Viriot said on the air side of the new Yotel, there will be an emphasis on cabin-style rooms, and there would be a lounge and shower cabins for non-overnight guests. On the land side, there will typical facilities such as a gym, F&B and a club lounge.
“The difference between the usual Yotel is that the lounge will be larger, and it will have more meeting rooms, not so much for conventions but for smaller meetings,” Viriot said.
IGA’s original plan, according to Viriot, was to have a more traditional 300-room hotel as the first asset announced for the site, but the developer revised its plans following what Viriot called a “significant response from Yotel.”
IGA is a consortium of five Turkish companies, including some whose core activities include construction, real estate and retail, Viriot said, who added IGA is a “private organization that is run very thoroughly and speaks the same language as we do.”
IGA was not available for comment by press time.

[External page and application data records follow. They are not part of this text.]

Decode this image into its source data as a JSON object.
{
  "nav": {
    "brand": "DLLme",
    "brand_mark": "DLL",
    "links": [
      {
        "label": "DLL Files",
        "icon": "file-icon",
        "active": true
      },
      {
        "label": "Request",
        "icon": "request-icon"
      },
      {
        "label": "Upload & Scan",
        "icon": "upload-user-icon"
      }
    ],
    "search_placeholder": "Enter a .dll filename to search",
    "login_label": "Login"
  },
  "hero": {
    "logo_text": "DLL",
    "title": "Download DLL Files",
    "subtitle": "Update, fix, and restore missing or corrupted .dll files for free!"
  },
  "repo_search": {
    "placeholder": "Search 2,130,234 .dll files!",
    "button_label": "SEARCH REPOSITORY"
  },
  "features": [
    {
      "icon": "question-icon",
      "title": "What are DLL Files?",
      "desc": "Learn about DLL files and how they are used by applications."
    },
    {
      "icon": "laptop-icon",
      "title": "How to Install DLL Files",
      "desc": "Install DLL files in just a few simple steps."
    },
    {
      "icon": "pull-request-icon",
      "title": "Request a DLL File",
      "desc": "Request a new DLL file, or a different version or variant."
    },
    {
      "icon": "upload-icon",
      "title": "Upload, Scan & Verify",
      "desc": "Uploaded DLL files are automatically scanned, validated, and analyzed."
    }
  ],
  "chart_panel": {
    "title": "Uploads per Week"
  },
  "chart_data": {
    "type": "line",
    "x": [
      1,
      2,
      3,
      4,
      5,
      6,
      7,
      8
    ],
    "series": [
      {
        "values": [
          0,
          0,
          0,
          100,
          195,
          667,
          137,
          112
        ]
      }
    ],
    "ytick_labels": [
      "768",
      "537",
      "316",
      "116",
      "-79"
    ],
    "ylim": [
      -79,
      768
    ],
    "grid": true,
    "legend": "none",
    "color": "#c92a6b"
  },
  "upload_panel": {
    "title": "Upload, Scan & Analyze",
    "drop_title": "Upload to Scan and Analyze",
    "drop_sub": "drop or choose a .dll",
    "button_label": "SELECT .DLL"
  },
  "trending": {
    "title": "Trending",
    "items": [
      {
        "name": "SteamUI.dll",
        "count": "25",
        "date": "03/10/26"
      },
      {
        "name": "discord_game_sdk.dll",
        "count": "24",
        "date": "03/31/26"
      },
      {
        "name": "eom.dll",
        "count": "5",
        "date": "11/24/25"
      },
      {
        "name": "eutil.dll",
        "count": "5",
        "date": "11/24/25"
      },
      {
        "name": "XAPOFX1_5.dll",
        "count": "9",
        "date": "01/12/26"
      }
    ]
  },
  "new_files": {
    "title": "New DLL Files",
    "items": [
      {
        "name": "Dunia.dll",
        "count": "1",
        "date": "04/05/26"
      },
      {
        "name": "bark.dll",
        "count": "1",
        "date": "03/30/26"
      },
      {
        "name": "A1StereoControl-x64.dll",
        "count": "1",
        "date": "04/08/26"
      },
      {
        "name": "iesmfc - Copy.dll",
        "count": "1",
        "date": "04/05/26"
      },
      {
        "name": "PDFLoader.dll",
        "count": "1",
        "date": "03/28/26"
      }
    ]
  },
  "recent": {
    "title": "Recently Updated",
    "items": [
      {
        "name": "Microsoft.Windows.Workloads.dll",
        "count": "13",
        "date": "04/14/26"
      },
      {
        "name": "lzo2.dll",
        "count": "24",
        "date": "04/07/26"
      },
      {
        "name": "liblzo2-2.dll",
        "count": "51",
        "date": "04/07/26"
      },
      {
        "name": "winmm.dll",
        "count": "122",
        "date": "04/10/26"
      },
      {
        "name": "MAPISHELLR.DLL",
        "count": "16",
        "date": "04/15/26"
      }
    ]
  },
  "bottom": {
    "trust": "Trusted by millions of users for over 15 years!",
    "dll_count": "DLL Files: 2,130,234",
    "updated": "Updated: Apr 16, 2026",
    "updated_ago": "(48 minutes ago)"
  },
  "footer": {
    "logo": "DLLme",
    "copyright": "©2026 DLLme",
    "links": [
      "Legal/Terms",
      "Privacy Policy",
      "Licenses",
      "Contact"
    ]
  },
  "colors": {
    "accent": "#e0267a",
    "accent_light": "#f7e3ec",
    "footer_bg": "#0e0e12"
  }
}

“I do not know who my competitors were for the site, but we reinvented the (request for proposal) and emphasized to IGA that tomorrow’s travelers want an innovative product and that we have real expertise at operating airport hotels,” Viriot said.
Viriot said Yotel, which last September saw Starwood Capital Group buy 30% of the brand and inject $250 million into the firm, took IGA to see their existing airport hotels at Paris Charles de Gaulle and London Heathrow.
“We have a management agreement, which is quite unusual for an airport site. It is for 15 years, with a 10-year renewal,” Viriot said. “I think IGA was quite tempted by a lease, as they would not need to worry about it, but the risks are quite low, and they saw the best way to maximize returns is with a (hotel management agreement). There are very few white-label management agreements in Turkey.”
Viriot said he has no doubt Yotel will be joined by other hotels at the airport.
“For us, this is huge as there is no better way of entering a market than by having an airport hotel,” he said. “The airport is visible; it will be the country’s flagship airport, and Turkish Airlines is an international carrier.”
Önkal reiterated that Istanbul will be further put on the aviation map when the new airport opens.
“Istanbul already is a huge hub, and Turkish Airlines I now think flies to 303 destinations, much more than any other airline in the world, and it is profitable,” Önkal said.
Viriot said Yotel is looking at further Turkish opportunities, perhaps in its capital city of Ankara and in more seasonal Bodrum, continuing its strategy of preferring one airport hotel and one urban hotel in each gateway city.